- WORK TO BE COMPLETED
The string "icon" appears in some lines of the entries that follow; copy each such line.

- RECORDED INFORMATION
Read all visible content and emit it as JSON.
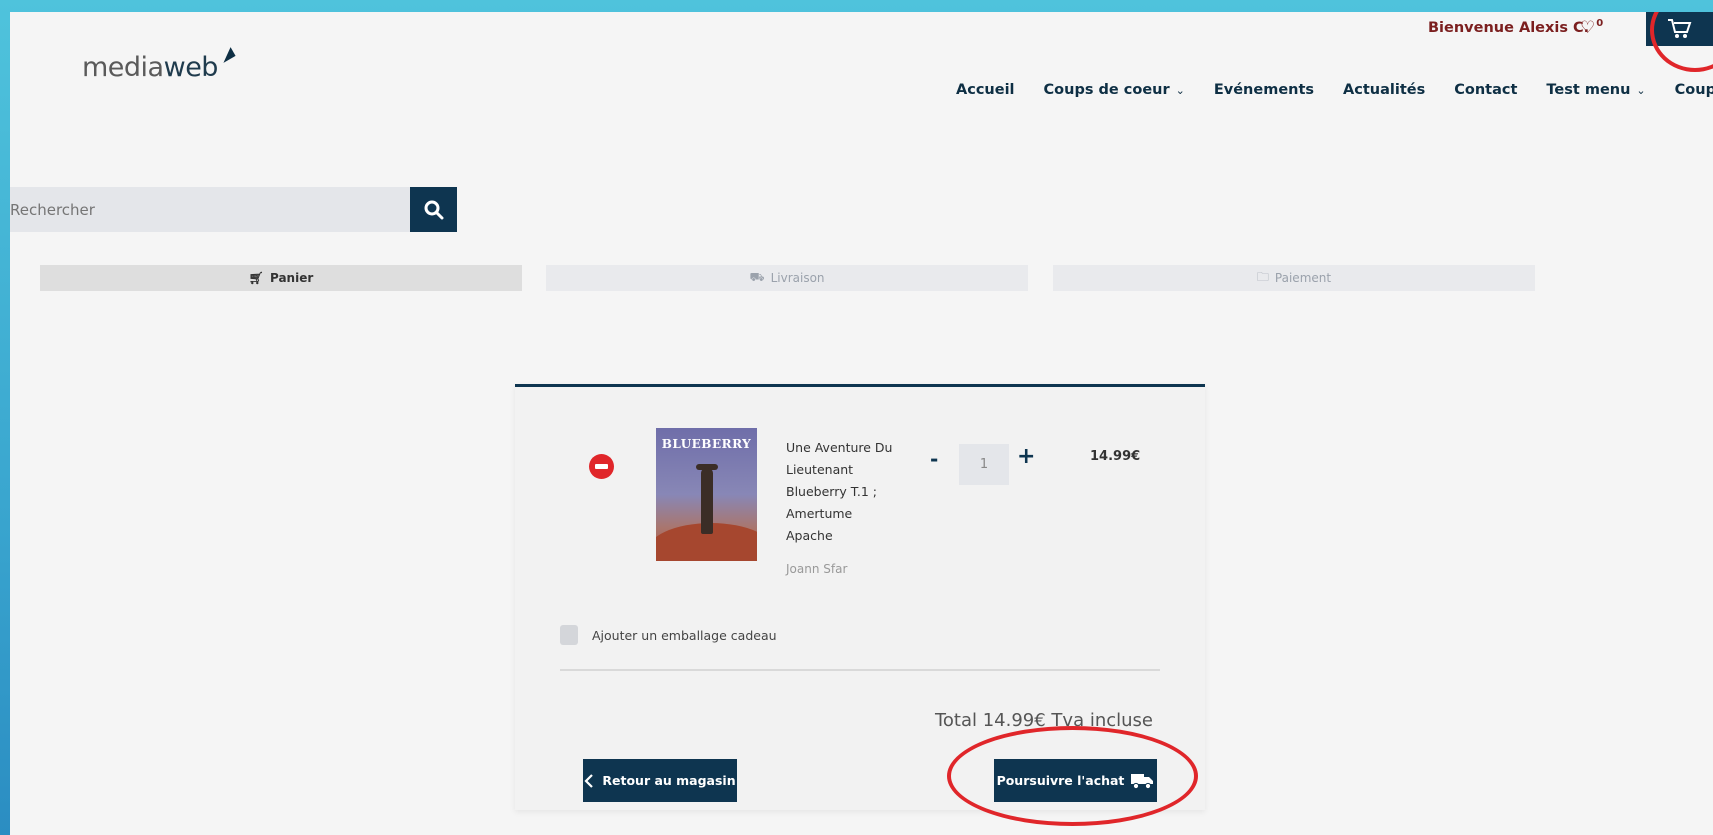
{
  "brand": {
    "logo_plain": "media",
    "logo_strong": "web"
  },
  "topbar": {
    "welcome": "Bienvenue Alexis C.",
    "favorites_count": "0"
  },
  "nav": {
    "items": [
      {
        "label": "Accueil",
        "dropdown": false
      },
      {
        "label": "Coups de coeur",
        "dropdown": true
      },
      {
        "label": "Evénements",
        "dropdown": false
      },
      {
        "label": "Actualités",
        "dropdown": false
      },
      {
        "label": "Contact",
        "dropdown": false
      },
      {
        "label": "Test menu",
        "dropdown": true
      },
      {
        "label": "Coups de coeur",
        "dropdown": true
      }
    ]
  },
  "search": {
    "placeholder": "Rechercher"
  },
  "steps": [
    {
      "label": "Panier",
      "icon": "cart-icon",
      "active": true
    },
    {
      "label": "Livraison",
      "icon": "truck-icon",
      "active": false
    },
    {
      "label": "Paiement",
      "icon": "folder-icon",
      "active": false
    }
  ],
  "cart": {
    "item": {
      "cover_title": "BLUEBERRY",
      "title": "Une Aventure Du Lieutenant Blueberry T.1 ; Amertume Apache",
      "author": "Joann Sfar",
      "quantity": "1",
      "price": "14.99€"
    },
    "gift_label": "Ajouter un emballage cadeau",
    "total": "Total 14.99€ Tva incluse",
    "back_label": "Retour au magasin",
    "next_label": "Poursuivre l'achat"
  },
  "colors": {
    "primary": "#0e3550",
    "accent_red": "#e0262a",
    "welcome_text": "#7b1f1f"
  }
}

- EXERCISE OUTPUT
      "icon": "cart-icon",
      "icon": "truck-icon",
      "icon": "folder-icon",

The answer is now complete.